#### PROBLEM DESCRIPTION:
No picture belongs in the copy. Repeat each line below exactly.

#### MATERIAL FOR THE TASK:
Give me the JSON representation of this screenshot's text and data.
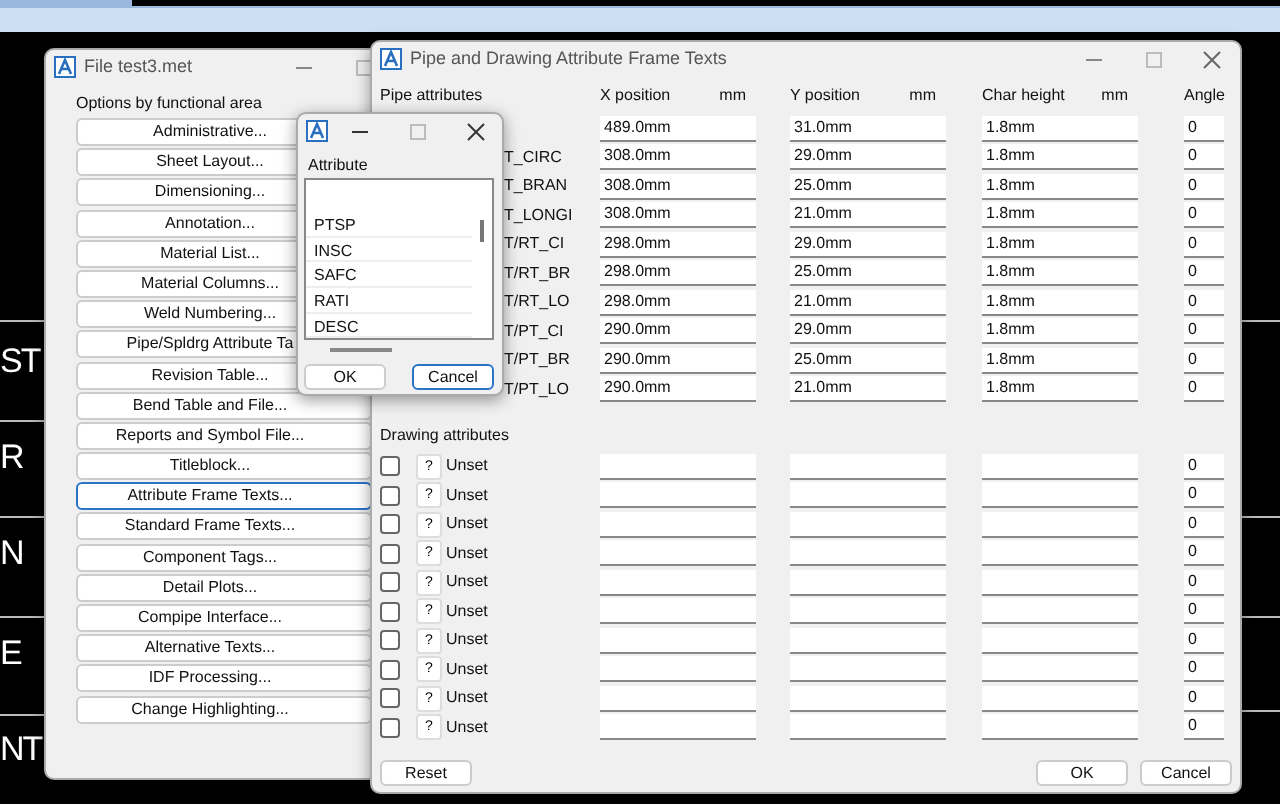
{
  "desktop": {
    "cad_texts": [
      "ST",
      "R",
      "N",
      "E",
      "NT"
    ]
  },
  "file_window": {
    "title": "File test3.met",
    "heading": "Options by functional area",
    "buttons": [
      {
        "label": "Administrative...",
        "focused": false
      },
      {
        "label": "Sheet Layout...",
        "focused": false
      },
      {
        "label": "Dimensioning...",
        "focused": false
      },
      {
        "label": "Annotation...",
        "focused": false
      },
      {
        "label": "Material List...",
        "focused": false
      },
      {
        "label": "Material Columns...",
        "focused": false
      },
      {
        "label": "Weld Numbering...",
        "focused": false
      },
      {
        "label": "Pipe/Spldrg Attribute Ta",
        "focused": false
      },
      {
        "label": "Revision Table...",
        "focused": false
      },
      {
        "label": "Bend Table and File...",
        "focused": false
      },
      {
        "label": "Reports and Symbol File...",
        "focused": false
      },
      {
        "label": "Titleblock...",
        "focused": false
      },
      {
        "label": "Attribute Frame Texts...",
        "focused": true
      },
      {
        "label": "Standard Frame Texts...",
        "focused": false
      },
      {
        "label": "Component Tags...",
        "focused": false
      },
      {
        "label": "Detail Plots...",
        "focused": false
      },
      {
        "label": "Compipe Interface...",
        "focused": false
      },
      {
        "label": "Alternative Texts...",
        "focused": false
      },
      {
        "label": "IDF Processing...",
        "focused": false
      },
      {
        "label": "Change Highlighting...",
        "focused": false
      }
    ]
  },
  "frame_window": {
    "title": "Pipe and Drawing Attribute Frame Texts",
    "pipe_heading": "Pipe attributes",
    "columns": [
      {
        "label": "X position",
        "unit": "mm"
      },
      {
        "label": "Y position",
        "unit": "mm"
      },
      {
        "label": "Char height",
        "unit": "mm"
      },
      {
        "label": "Angle"
      }
    ],
    "pipe_rows": [
      {
        "x": "489.0mm",
        "y": "31.0mm",
        "height": "1.8mm",
        "angle": "0"
      },
      {
        "name": "T_CIRC",
        "x": "308.0mm",
        "y": "29.0mm",
        "height": "1.8mm",
        "angle": "0"
      },
      {
        "name": "T_BRAN",
        "x": "308.0mm",
        "y": "25.0mm",
        "height": "1.8mm",
        "angle": "0"
      },
      {
        "name": "T_LONGI",
        "x": "308.0mm",
        "y": "21.0mm",
        "height": "1.8mm",
        "angle": "0"
      },
      {
        "name": "T/RT_CI",
        "x": "298.0mm",
        "y": "29.0mm",
        "height": "1.8mm",
        "angle": "0"
      },
      {
        "name": "T/RT_BR",
        "x": "298.0mm",
        "y": "25.0mm",
        "height": "1.8mm",
        "angle": "0"
      },
      {
        "name": "T/RT_LO",
        "x": "298.0mm",
        "y": "21.0mm",
        "height": "1.8mm",
        "angle": "0"
      },
      {
        "name": "T/PT_CI",
        "x": "290.0mm",
        "y": "29.0mm",
        "height": "1.8mm",
        "angle": "0"
      },
      {
        "name": "T/PT_BR",
        "x": "290.0mm",
        "y": "25.0mm",
        "height": "1.8mm",
        "angle": "0"
      },
      {
        "name": "T/PT_LO",
        "x": "290.0mm",
        "y": "21.0mm",
        "height": "1.8mm",
        "angle": "0"
      }
    ],
    "drawing_heading": "Drawing attributes",
    "drawing_rows": [
      {
        "checked": false,
        "pick": "?",
        "name": "Unset",
        "angle": "0"
      },
      {
        "checked": false,
        "pick": "?",
        "name": "Unset",
        "angle": "0"
      },
      {
        "checked": false,
        "pick": "?",
        "name": "Unset",
        "angle": "0"
      },
      {
        "checked": false,
        "pick": "?",
        "name": "Unset",
        "angle": "0"
      },
      {
        "checked": false,
        "pick": "?",
        "name": "Unset",
        "angle": "0"
      },
      {
        "checked": false,
        "pick": "?",
        "name": "Unset",
        "angle": "0"
      },
      {
        "checked": false,
        "pick": "?",
        "name": "Unset",
        "angle": "0"
      },
      {
        "checked": false,
        "pick": "?",
        "name": "Unset",
        "angle": "0"
      },
      {
        "checked": false,
        "pick": "?",
        "name": "Unset",
        "angle": "0"
      },
      {
        "checked": false,
        "pick": "?",
        "name": "Unset",
        "angle": "0"
      }
    ],
    "buttons": [
      {
        "label": "Reset",
        "kind": "left"
      },
      {
        "label": "OK",
        "kind": "right"
      },
      {
        "label": "Cancel",
        "kind": "right"
      }
    ]
  },
  "attribute_popup": {
    "label": "Attribute",
    "items": [
      "PTSP",
      "INSC",
      "SAFC",
      "RATI",
      "DESC"
    ],
    "buttons": [
      {
        "label": "OK",
        "focused": false
      },
      {
        "label": "Cancel",
        "focused": true
      }
    ]
  }
}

#### PROBLEM SOLUTION:
Give me the JSON representation of this screenshot's text and data.
{
  "desktop": {
    "cad_texts": [
      "ST",
      "R",
      "N",
      "E",
      "NT"
    ]
  },
  "file_window": {
    "title": "File test3.met",
    "heading": "Options by functional area",
    "buttons": [
      {
        "label": "Administrative...",
        "focused": false
      },
      {
        "label": "Sheet Layout...",
        "focused": false
      },
      {
        "label": "Dimensioning...",
        "focused": false
      },
      {
        "label": "Annotation...",
        "focused": false
      },
      {
        "label": "Material List...",
        "focused": false
      },
      {
        "label": "Material Columns...",
        "focused": false
      },
      {
        "label": "Weld Numbering...",
        "focused": false
      },
      {
        "label": "Pipe/Spldrg Attribute Ta",
        "focused": false
      },
      {
        "label": "Revision Table...",
        "focused": false
      },
      {
        "label": "Bend Table and File...",
        "focused": false
      },
      {
        "label": "Reports and Symbol File...",
        "focused": false
      },
      {
        "label": "Titleblock...",
        "focused": false
      },
      {
        "label": "Attribute Frame Texts...",
        "focused": true
      },
      {
        "label": "Standard Frame Texts...",
        "focused": false
      },
      {
        "label": "Component Tags...",
        "focused": false
      },
      {
        "label": "Detail Plots...",
        "focused": false
      },
      {
        "label": "Compipe Interface...",
        "focused": false
      },
      {
        "label": "Alternative Texts...",
        "focused": false
      },
      {
        "label": "IDF Processing...",
        "focused": false
      },
      {
        "label": "Change Highlighting...",
        "focused": false
      }
    ]
  },
  "frame_window": {
    "title": "Pipe and Drawing Attribute Frame Texts",
    "pipe_heading": "Pipe attributes",
    "columns": [
      {
        "label": "X position",
        "unit": "mm"
      },
      {
        "label": "Y position",
        "unit": "mm"
      },
      {
        "label": "Char height",
        "unit": "mm"
      },
      {
        "label": "Angle"
      }
    ],
    "pipe_rows": [
      {
        "x": "489.0mm",
        "y": "31.0mm",
        "height": "1.8mm",
        "angle": "0"
      },
      {
        "name": "T_CIRC",
        "x": "308.0mm",
        "y": "29.0mm",
        "height": "1.8mm",
        "angle": "0"
      },
      {
        "name": "T_BRAN",
        "x": "308.0mm",
        "y": "25.0mm",
        "height": "1.8mm",
        "angle": "0"
      },
      {
        "name": "T_LONGI",
        "x": "308.0mm",
        "y": "21.0mm",
        "height": "1.8mm",
        "angle": "0"
      },
      {
        "name": "T/RT_CI",
        "x": "298.0mm",
        "y": "29.0mm",
        "height": "1.8mm",
        "angle": "0"
      },
      {
        "name": "T/RT_BR",
        "x": "298.0mm",
        "y": "25.0mm",
        "height": "1.8mm",
        "angle": "0"
      },
      {
        "name": "T/RT_LO",
        "x": "298.0mm",
        "y": "21.0mm",
        "height": "1.8mm",
        "angle": "0"
      },
      {
        "name": "T/PT_CI",
        "x": "290.0mm",
        "y": "29.0mm",
        "height": "1.8mm",
        "angle": "0"
      },
      {
        "name": "T/PT_BR",
        "x": "290.0mm",
        "y": "25.0mm",
        "height": "1.8mm",
        "angle": "0"
      },
      {
        "name": "T/PT_LO",
        "x": "290.0mm",
        "y": "21.0mm",
        "height": "1.8mm",
        "angle": "0"
      }
    ],
    "drawing_heading": "Drawing attributes",
    "drawing_rows": [
      {
        "checked": false,
        "pick": "?",
        "name": "Unset",
        "angle": "0"
      },
      {
        "checked": false,
        "pick": "?",
        "name": "Unset",
        "angle": "0"
      },
      {
        "checked": false,
        "pick": "?",
        "name": "Unset",
        "angle": "0"
      },
      {
        "checked": false,
        "pick": "?",
        "name": "Unset",
        "angle": "0"
      },
      {
        "checked": false,
        "pick": "?",
        "name": "Unset",
        "angle": "0"
      },
      {
        "checked": false,
        "pick": "?",
        "name": "Unset",
        "angle": "0"
      },
      {
        "checked": false,
        "pick": "?",
        "name": "Unset",
        "angle": "0"
      },
      {
        "checked": false,
        "pick": "?",
        "name": "Unset",
        "angle": "0"
      },
      {
        "checked": false,
        "pick": "?",
        "name": "Unset",
        "angle": "0"
      },
      {
        "checked": false,
        "pick": "?",
        "name": "Unset",
        "angle": "0"
      }
    ],
    "buttons": [
      {
        "label": "Reset",
        "kind": "left"
      },
      {
        "label": "OK",
        "kind": "right"
      },
      {
        "label": "Cancel",
        "kind": "right"
      }
    ]
  },
  "attribute_popup": {
    "label": "Attribute",
    "items": [
      "PTSP",
      "INSC",
      "SAFC",
      "RATI",
      "DESC"
    ],
    "buttons": [
      {
        "label": "OK",
        "focused": false
      },
      {
        "label": "Cancel",
        "focused": true
      }
    ]
  }
}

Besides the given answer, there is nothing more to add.